A newer home with many amenities may seem attractive but consider whether the location is right for you, says Ameer. Sometimes, it’s better to buy an older house in a better location.
Be sure to drive the commute to work from the house before making an offer, says Molony, and do it during the normal time you would be making the trek during the week.
Do you know the condo rules?
“If you’re thinking of buying a condo, consider the rules and regulations and bylaws; make sure they’re compatible with your lifestyle,” says Molony. Working with an agent who specializes in the condo market can help you to make the choice that best fits your lifestyle.
The homeowner’s association pays for maintenance on the condos using the fees collected from residents. Molony suggests reviewing the homeowner’s association’s financials with your real estate agent. The reserves should be sufficient to cover routine expenses over time, says Molony. “You don’t want to be slapped with a special assessment for thousands of dollars.”
Does your offer have the right contingency clauses?
Any purchase should be contingent on an inspection—this will give you a point of negotiation or a way to walk away from the house if there are too many problems, says Molony. As part of the inspection, you’ll get a written report and if you accompany the inspector, you’ll learn things about the house that you wouldn’t know otherwise.
Along with the condition of the house, know whether you can qualify for a mortgage. Molony suggests getting prequalified because if you can’t get a mortgage and don’t have a contingency clause, you could lose your down payment.
A buyer’s agent can help you avoid these issues, says Molony. If you have a contract with an agent as a buyer’s representative, they have a fiduciary duty to you and not the seller.

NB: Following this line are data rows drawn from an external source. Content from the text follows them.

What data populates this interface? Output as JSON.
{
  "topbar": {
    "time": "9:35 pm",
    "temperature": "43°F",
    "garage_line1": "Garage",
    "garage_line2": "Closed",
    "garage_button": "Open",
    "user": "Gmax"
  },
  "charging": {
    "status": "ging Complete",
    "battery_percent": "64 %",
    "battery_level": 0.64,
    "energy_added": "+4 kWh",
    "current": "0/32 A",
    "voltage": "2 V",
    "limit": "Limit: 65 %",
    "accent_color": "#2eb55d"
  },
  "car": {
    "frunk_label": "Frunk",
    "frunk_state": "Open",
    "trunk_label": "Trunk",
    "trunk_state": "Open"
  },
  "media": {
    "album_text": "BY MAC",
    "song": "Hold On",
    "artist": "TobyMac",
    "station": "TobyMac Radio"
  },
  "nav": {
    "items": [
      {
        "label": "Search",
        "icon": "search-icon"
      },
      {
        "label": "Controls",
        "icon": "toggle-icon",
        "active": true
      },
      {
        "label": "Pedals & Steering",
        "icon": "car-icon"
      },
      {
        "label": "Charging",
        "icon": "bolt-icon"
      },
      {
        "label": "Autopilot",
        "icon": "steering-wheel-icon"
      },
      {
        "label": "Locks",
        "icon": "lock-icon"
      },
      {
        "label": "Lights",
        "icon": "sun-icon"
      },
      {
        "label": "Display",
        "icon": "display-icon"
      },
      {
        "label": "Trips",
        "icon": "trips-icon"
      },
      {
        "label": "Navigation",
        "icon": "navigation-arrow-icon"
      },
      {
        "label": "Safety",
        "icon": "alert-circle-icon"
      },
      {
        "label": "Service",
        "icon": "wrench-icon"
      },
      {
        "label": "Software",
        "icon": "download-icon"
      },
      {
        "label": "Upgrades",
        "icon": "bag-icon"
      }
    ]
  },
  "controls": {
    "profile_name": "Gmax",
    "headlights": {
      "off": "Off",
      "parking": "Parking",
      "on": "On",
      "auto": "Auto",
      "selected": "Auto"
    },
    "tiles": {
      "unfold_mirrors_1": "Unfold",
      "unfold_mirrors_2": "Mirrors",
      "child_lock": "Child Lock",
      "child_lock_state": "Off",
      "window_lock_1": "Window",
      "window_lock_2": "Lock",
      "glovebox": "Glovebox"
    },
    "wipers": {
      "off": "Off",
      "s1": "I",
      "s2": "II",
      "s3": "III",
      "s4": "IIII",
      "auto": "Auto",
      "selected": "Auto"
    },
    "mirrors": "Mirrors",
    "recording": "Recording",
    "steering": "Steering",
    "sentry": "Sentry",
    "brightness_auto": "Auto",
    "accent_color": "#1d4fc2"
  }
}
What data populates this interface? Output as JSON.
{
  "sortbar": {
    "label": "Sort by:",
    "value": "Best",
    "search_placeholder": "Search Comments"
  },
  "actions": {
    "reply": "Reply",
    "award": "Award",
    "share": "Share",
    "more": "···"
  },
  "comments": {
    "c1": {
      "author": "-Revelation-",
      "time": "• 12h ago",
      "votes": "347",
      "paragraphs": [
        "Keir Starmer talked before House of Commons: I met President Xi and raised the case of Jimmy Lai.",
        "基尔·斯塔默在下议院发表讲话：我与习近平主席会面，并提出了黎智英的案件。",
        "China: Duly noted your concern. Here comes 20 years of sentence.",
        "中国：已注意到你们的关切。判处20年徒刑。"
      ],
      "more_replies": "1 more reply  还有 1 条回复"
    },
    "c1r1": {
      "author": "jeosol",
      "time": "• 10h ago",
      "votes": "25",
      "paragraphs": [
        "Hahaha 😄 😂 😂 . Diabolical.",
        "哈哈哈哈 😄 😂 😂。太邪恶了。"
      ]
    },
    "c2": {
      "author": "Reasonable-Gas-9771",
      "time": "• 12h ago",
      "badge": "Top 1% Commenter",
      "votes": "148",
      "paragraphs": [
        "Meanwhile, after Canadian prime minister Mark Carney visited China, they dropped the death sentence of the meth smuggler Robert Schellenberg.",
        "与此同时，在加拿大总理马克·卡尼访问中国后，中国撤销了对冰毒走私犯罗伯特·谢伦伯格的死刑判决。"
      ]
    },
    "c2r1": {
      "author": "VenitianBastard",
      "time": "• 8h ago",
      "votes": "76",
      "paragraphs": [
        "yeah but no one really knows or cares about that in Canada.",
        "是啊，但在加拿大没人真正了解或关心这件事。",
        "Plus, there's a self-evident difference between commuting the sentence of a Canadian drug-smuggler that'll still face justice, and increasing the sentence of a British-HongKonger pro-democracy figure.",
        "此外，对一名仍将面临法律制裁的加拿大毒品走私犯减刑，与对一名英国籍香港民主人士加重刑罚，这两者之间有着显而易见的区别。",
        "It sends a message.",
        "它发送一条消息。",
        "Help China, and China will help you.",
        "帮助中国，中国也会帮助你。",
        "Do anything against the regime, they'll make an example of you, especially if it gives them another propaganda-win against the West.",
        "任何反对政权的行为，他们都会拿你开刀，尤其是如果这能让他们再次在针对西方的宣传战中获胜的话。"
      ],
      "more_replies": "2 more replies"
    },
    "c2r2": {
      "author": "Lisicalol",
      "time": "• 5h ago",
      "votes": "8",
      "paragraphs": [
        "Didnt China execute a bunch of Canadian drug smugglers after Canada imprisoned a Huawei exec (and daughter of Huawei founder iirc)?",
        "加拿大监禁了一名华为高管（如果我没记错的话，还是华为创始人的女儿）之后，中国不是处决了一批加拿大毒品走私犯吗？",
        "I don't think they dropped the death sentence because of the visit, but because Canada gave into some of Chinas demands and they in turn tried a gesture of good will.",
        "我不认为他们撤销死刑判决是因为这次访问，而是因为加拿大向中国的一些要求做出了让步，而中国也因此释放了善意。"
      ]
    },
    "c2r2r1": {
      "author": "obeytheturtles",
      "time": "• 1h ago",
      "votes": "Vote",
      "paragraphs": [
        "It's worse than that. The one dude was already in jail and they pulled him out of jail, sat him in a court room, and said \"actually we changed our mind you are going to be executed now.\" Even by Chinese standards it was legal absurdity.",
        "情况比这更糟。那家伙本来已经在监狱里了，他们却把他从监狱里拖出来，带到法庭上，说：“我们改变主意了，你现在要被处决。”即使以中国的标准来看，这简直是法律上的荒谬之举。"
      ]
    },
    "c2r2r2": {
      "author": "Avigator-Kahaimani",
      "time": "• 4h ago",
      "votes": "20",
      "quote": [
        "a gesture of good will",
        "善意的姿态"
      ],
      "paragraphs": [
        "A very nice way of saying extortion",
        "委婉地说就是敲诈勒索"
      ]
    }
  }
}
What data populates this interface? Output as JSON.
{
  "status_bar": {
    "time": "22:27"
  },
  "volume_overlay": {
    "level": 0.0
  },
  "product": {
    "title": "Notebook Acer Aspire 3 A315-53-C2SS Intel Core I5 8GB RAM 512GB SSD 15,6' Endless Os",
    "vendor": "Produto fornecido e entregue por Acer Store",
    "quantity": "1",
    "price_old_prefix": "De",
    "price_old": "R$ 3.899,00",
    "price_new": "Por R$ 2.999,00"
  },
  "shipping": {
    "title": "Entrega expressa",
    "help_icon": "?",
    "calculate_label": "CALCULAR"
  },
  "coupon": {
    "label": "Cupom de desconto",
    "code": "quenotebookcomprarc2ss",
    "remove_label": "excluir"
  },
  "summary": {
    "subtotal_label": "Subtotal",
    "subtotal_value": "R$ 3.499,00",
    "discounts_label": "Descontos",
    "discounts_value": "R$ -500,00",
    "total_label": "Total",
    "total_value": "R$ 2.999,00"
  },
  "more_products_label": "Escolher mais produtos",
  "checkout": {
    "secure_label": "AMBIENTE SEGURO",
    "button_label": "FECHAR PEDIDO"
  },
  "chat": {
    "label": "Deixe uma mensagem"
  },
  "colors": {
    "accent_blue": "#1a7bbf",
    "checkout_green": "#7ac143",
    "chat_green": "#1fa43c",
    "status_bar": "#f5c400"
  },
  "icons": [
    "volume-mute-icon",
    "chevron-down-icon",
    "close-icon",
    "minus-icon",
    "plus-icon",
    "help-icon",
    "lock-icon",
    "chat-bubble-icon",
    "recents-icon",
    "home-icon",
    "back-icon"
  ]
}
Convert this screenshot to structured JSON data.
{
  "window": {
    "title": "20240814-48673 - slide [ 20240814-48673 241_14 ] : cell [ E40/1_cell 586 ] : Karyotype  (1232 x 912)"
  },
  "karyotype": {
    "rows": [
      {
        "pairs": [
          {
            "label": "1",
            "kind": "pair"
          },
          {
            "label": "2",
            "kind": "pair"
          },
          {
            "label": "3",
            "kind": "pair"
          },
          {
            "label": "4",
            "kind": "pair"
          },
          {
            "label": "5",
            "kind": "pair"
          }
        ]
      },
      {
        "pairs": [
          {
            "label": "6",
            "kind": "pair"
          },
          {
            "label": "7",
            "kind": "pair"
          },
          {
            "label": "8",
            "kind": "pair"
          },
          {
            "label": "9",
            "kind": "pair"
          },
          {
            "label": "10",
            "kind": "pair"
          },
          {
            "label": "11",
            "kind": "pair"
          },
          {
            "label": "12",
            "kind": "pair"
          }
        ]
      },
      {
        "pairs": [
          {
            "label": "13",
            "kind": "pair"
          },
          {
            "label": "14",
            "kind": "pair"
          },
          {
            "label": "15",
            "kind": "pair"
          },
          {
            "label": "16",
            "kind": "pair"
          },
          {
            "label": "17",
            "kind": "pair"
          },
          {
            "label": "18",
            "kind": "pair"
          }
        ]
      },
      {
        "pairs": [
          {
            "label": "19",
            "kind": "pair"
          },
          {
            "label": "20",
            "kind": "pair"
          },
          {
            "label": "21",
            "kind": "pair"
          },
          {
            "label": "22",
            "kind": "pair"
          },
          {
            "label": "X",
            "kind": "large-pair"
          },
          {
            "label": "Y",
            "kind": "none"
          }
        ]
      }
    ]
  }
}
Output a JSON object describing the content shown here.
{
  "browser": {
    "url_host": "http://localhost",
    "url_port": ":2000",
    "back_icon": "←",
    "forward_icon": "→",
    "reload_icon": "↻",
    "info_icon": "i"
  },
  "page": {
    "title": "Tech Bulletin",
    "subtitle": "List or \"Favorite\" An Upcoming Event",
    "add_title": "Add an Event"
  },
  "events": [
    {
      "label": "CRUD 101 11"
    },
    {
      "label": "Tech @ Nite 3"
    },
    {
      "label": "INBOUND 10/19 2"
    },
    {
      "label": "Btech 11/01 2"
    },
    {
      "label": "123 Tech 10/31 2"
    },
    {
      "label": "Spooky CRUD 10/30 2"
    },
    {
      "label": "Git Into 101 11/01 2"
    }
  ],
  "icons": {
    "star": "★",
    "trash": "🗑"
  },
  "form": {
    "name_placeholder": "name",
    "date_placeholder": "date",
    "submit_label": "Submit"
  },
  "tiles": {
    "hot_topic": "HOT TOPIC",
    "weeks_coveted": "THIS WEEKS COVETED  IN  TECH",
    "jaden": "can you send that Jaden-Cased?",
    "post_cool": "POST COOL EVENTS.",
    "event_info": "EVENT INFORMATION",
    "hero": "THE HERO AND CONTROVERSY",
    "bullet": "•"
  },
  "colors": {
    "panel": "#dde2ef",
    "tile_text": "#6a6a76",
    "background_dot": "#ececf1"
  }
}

Can you afford the home?
Know if the price you’re paying accurately reflects the house’s worth, says Corbett. The comps should tell you if the price is reasonable, especially if there was a bidding war. “You have to really look at the numbers and work with your realtor to know what houses are going for. The appraiser’s job is to be conservative.”
Corbett recommends examining your finances and whether you can afford all the costs associated with owning a particular house. If you answered, ‘N o,” then go back and do more work but you’re in a good spot if you answered, “Yes,” says Corbett.
Are you buying the first house you saw?
“Even if you found your dream home on day one, keep shopping and look at another dozen homes,” says Corbett. You don’t want to pass up a good deal but you don’t want to make an impulse purchase either.
Before you purchase your house, do your due diligence and learn the house’s hidden secrets—get an inspection, talk to neighbors and know why the homeowner is selling. “If you’re educated about the market, when you see your dream home, you’ll know it and you won’t have buyer’s remorse,” says Corbett.